At the time, I was working at a Lutheran Church in Philadelphia. One of the parishioners had visited the Taize community in France and when he returned to the States, he had connected with the Taize brothers living in New York City. He arranged for the brothers to lead a Palm Sunday weekend retreat at a retreat center in rural Maryland.

I had been to Taize prayer services in Philadelphia—one hour, once a week—and looked forward to spending an extended time in prayer with the brothers. It was a unique opportunity to spend three days with these prayerful men, and I was deeply grateful.

On Palm Sunday, we listened to the Passion of Jesus and then spent some time in prayer at the foot of a large, wooden cross. Each of us was then invited to approach and lay our burdens at the foot of the cross. We each had a symbol which represented our hurts, sins, regrets—whatever it was that kept us from responding to the love Jesus showed by dying on the cross—and we were to place that token at the foot of the cross.

We had no time constraints and were free to approach the cross when we were ready and in whatever way was comfortable for us. Some hugged the cross, some sat and cried. It was a compelling sight—these people I knew humbling themselves at the foot of the cross.

I, too, approached the cross and imagined myself leaving my burdens with Jesus, wanting to believe that he would pick them up and carry them for me.

The very act of laying down what had held power over me and then turning my back on it reminded me that I have a choice—I can continue to hold onto something, let it control me, or I can just drop it at Jesus’ feet and walk away.

The idea was freeing, and the action helped me experience that freedom.

That image has stayed with me, and at different times over the years, I have visualized myself leaving my burdens at the foot of the cross.

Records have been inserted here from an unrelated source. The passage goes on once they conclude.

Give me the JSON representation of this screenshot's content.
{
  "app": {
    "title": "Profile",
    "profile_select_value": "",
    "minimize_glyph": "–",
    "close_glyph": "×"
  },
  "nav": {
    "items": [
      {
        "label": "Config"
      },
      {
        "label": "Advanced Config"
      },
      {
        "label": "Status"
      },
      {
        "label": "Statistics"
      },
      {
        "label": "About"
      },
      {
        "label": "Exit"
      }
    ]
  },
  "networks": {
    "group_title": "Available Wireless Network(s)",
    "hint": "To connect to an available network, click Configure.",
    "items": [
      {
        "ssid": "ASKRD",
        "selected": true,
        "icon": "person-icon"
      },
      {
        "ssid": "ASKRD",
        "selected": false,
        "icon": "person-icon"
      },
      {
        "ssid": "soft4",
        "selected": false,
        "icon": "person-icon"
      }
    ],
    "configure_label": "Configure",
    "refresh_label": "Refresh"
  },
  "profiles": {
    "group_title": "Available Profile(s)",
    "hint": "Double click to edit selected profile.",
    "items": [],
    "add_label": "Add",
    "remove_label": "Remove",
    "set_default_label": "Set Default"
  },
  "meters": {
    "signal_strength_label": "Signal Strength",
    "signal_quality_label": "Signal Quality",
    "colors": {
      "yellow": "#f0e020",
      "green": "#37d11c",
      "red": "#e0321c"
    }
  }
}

Each time, I grow in trust that Jesus accepts them and accepts me.